“Do not wait for leaders; do it alone, person to person.” - Mother Teresa
A couple of months ago, there was an interesting animal in a Chinese zoo, located in the People’s Park of Luohe, in the central province of Henan. A lady named Liu had taken her son to the zoo to show him the different sounds the animals made. Everything was going well until her son told her the “African lion” was barking. Sure enough, the “lion” was a dog, specifically a Tibetan Mastiff, a large, long-haired breed. The zoo’s real lion was unavailable and a zoo employee had replaced it with his dog, after teasing the dog’s hair to look like a lion’s mane. The fake “lion” wasn’t the only substitute; there were rodents displayed as snakes, a white fox as a leopard, and another dog as a wolf. Zoo patrons understandably complained that they had been cheated and misled.
Mastiffs are truly huge, fierce looking dogs and the Tibetan breed is similar in color to a lion. But, at the risk of belaboring the obvious, dogs are not lions and a dog disguised as a lion is still a dog.

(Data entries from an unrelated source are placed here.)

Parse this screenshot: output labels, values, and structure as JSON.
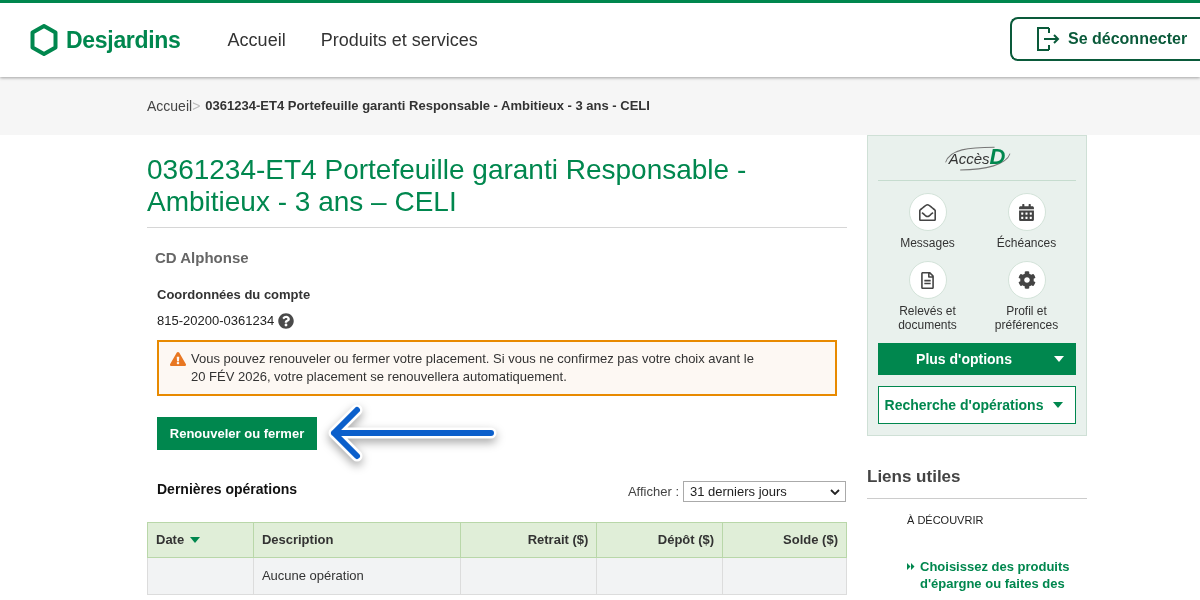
{
  "header": {
    "logo": "Desjardins",
    "nav": [
      {
        "label": "Accueil"
      },
      {
        "label": "Produits et services"
      }
    ],
    "logout_button": "Se déconnecter"
  },
  "breadcrumb": {
    "separator": ">",
    "items": [
      {
        "label": "Accueil",
        "current": false
      },
      {
        "label": "0361234-ET4 Portefeuille garanti Responsable - Ambitieux - 3 ans - CELI",
        "current": true
      }
    ]
  },
  "page_title": "0361234-ET4 Portefeuille garanti Responsable - Ambitieux - 3 ans – CELI",
  "holder": "CD Alphonse",
  "account": {
    "heading": "Coordonnées du compte",
    "number": "815-20200-0361234"
  },
  "alert": {
    "kind": "warning",
    "text": "Vous pouvez renouveler ou fermer votre placement. Si vous ne confirmez pas votre choix avant le 20 FÉV 2026, votre placement se renouvellera automatiquement."
  },
  "primary_action": "Renouveler ou fermer",
  "operations": {
    "title": "Dernières opérations",
    "filter_label": "Afficher :",
    "filter_value": "31 derniers jours",
    "columns": [
      {
        "label": "Date",
        "sorted": true
      },
      {
        "label": "Description",
        "sorted": false
      },
      {
        "label": "Retrait ($)",
        "sorted": false
      },
      {
        "label": "Dépôt ($)",
        "sorted": false
      },
      {
        "label": "Solde ($)",
        "sorted": false
      }
    ],
    "empty_message": "Aucune opération"
  },
  "sidebar": {
    "logo_word": "Accès",
    "logo_letter": "D",
    "shortcuts": [
      {
        "label": "Messages"
      },
      {
        "label": "Échéances"
      },
      {
        "label": "Relevés et documents"
      },
      {
        "label": "Profil et préférences"
      }
    ],
    "menu_buttons": [
      {
        "kind": "filled",
        "label": "Plus d'options"
      },
      {
        "kind": "outline",
        "label": "Recherche d'opérations"
      }
    ]
  },
  "useful_links": {
    "title": "Liens utiles",
    "section": "À DÉCOUVRIR",
    "links": [
      "Choisissez des produits d'épargne ou faites des"
    ]
  }
}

What about us? Are we genuine? Are we the real thing or do we just look like the real thing? Peter wrote, “In this you rejoice, though now for a little while, if necessary, you have been grieved by various trials, so that the tested genuineness of your faith—more precious than gold that perishes though it is tested by fire—may be found to result in praise and glory and honor at the revelation of Jesus Christ.” (1 Pet. 1:6-7 ESV). Our response to trials—or even the normal aggravations of everyday life—can tell those around us whether our faith is genuine or not.
Paul wrote this to the church at Philippi about his young friend Timothy: “For I have no one like him, who will be genuinely concerned for your welfare. They all seek their own interests, not those of Jesus Christ. But you know Timothy's proven worth, how as a son with a father he has served with me in the gospel.” (Phil. 2:20-22 ESV). Genuineness is not only Timothy’s hallmark but the hallmark of all Christians. He cared about Paul, the people of Philippi, and all God’s people. Paul wrote to Timothy that in the last days, there would be people who would have
Later in his letter to the Philippians, Paul wrote, “Look out for the dogs, look out for the evildoers, . . . For we . . . worship by the Spirit of God and glory in Christ Jesus and put no confidence in the
What about us? You and me? Are we true or false? Genuine or fake? Are we lions for the Lord or dogs for the devil? Can others hear us roaring or barking? Are we seeking our interests or Christ’s? Does our testimony have true power or is it merely a form of righteousness? Is our confidence in ourselves or in Christ? Peter gives seven characteristics of Christians: Faith, virtue, knowledge, self-control, steadfastness, godliness, affection, and love (2 Pet. 1:5-7). These are the qualities we should possess, the qualities the Holy Spirit should be promoting in our lives and in the lives of all Christians. I freely confess that I don’t have them all, and that some are more difficult and challenging than others, but the Holy Spirit is working within me to develop them. I pray that my testimony and yours are based on the saving power of Christ.
“His divine power has granted to us all things that pertain to life and godliness, through the knowledge of him who called us to his own glory and excellence, by which he has granted to us his precious and very great promises, so that through them you may become partakers of the divine nature, having escaped from the corruption that is in the world because of sinful desire. For this very reason, make every effort to supplement your faith with virtue, and virtue with knowledge, and knowledge with self-control, and self-control with steadfastness, and steadfastness with godliness, and godliness with brotherly affection, and brotherly affection with love. For if these qualities are yours and are increasing, they keep you from being ineffective or unfruitful in the knowledge of our Lord Jesus Christ.” (2 Pet. 1:3-8 ESV.)
Copyright © 2013 by David Phelps